(Stored entries)

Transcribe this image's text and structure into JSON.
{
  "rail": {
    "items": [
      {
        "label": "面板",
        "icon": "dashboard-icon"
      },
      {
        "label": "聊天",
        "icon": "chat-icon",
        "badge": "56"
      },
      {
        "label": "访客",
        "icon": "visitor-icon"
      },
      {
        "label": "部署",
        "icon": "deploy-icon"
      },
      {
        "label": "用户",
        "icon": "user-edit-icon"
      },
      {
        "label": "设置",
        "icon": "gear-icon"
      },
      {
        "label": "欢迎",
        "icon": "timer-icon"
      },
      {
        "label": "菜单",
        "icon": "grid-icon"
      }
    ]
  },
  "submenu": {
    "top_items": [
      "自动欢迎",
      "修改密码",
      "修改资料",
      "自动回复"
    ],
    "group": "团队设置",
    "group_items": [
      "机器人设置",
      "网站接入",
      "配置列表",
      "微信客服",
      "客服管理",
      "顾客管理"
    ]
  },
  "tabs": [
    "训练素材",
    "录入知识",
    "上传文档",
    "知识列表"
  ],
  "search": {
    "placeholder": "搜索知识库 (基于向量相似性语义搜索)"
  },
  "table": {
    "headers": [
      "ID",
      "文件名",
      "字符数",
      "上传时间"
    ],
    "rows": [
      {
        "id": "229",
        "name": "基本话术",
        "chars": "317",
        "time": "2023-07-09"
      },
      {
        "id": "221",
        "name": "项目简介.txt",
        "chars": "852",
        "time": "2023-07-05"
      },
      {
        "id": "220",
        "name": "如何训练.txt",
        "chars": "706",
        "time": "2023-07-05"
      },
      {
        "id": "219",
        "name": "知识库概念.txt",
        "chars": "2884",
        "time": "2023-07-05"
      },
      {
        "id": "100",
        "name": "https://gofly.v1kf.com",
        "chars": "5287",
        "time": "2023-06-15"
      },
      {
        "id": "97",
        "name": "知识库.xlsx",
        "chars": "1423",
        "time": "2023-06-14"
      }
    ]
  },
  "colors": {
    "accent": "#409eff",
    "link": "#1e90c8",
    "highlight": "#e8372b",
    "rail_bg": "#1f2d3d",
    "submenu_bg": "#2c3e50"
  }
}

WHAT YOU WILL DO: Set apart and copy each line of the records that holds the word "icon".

RESULT:
        "icon": "dashboard-icon"
        "icon": "chat-icon",
        "icon": "visitor-icon"
        "icon": "deploy-icon"
        "icon": "user-edit-icon"
        "icon": "gear-icon"
        "icon": "timer-icon"
        "icon": "grid-icon"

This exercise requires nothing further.